## Listed entries
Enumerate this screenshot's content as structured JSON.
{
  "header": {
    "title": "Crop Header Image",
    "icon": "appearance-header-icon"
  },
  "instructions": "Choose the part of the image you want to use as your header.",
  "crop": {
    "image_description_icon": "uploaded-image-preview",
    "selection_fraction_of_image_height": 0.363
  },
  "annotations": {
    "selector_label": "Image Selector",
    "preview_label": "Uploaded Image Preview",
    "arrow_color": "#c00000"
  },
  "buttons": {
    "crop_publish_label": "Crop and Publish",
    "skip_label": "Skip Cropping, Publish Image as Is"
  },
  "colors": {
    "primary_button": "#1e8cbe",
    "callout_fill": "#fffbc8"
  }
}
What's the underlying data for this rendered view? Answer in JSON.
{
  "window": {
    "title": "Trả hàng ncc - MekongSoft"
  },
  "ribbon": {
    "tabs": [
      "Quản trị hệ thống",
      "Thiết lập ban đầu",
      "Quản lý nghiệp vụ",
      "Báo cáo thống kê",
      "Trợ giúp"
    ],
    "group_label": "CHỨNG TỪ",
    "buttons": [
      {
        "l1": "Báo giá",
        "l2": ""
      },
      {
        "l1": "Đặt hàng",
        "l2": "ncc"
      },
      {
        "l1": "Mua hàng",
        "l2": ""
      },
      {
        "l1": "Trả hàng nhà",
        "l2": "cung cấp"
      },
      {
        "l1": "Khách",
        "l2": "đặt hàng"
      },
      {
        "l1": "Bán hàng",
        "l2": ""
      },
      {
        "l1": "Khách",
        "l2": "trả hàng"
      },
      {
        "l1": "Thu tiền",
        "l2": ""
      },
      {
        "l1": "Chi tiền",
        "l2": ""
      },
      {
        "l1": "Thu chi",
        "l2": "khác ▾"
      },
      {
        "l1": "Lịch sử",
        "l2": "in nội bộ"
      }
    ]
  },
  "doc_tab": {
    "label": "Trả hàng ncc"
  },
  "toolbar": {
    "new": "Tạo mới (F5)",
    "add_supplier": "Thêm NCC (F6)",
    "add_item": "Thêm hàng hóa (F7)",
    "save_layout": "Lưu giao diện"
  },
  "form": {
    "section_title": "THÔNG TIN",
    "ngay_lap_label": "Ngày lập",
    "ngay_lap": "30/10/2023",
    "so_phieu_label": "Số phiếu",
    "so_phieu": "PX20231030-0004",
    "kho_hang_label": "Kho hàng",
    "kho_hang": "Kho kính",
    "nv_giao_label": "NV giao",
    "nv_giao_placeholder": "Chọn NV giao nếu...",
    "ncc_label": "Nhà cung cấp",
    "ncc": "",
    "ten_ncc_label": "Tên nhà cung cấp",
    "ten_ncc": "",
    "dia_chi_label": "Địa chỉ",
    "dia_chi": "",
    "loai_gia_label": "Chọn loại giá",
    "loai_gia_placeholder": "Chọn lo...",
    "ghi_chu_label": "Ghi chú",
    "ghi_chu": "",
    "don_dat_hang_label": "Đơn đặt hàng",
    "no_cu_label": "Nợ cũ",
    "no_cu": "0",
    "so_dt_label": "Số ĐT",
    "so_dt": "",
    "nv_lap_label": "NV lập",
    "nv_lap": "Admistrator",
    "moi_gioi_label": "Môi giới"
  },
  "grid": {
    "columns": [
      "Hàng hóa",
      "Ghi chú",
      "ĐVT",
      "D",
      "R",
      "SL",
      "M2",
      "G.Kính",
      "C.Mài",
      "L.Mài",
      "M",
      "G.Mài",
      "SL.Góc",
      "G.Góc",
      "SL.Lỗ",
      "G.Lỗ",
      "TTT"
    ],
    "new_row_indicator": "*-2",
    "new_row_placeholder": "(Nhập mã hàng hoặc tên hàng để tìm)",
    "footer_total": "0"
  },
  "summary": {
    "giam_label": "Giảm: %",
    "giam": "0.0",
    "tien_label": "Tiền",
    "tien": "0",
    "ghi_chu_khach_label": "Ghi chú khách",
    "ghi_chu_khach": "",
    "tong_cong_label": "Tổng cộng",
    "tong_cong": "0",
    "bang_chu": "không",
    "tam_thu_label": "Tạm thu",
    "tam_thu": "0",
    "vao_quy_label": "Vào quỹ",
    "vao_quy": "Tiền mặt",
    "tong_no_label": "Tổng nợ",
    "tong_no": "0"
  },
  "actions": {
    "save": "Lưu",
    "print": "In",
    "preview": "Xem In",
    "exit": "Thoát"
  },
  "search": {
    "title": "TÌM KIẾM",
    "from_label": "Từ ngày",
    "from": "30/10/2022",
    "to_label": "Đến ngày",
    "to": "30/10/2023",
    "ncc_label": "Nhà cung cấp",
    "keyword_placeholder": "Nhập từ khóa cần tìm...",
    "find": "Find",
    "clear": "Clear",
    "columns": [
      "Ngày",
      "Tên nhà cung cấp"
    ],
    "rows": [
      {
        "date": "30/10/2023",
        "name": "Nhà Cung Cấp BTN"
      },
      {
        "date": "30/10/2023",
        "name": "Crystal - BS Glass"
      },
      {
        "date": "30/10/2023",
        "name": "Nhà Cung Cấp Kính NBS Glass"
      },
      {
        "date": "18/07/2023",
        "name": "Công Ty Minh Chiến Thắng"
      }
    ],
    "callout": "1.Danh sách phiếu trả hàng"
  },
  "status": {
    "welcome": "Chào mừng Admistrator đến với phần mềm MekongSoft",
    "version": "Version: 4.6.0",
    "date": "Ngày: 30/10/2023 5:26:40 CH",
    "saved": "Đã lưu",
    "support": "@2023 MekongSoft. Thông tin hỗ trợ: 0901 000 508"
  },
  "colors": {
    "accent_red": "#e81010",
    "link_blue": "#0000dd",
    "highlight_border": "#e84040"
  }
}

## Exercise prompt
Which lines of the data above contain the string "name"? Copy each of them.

## Response box
        "name": "Nhà Cung Cấp BTN"
        "name": "Crystal - BS Glass"
        "name": "Nhà Cung Cấp Kính NBS Glass"
        "name": "Công Ty Minh Chiến Thắng"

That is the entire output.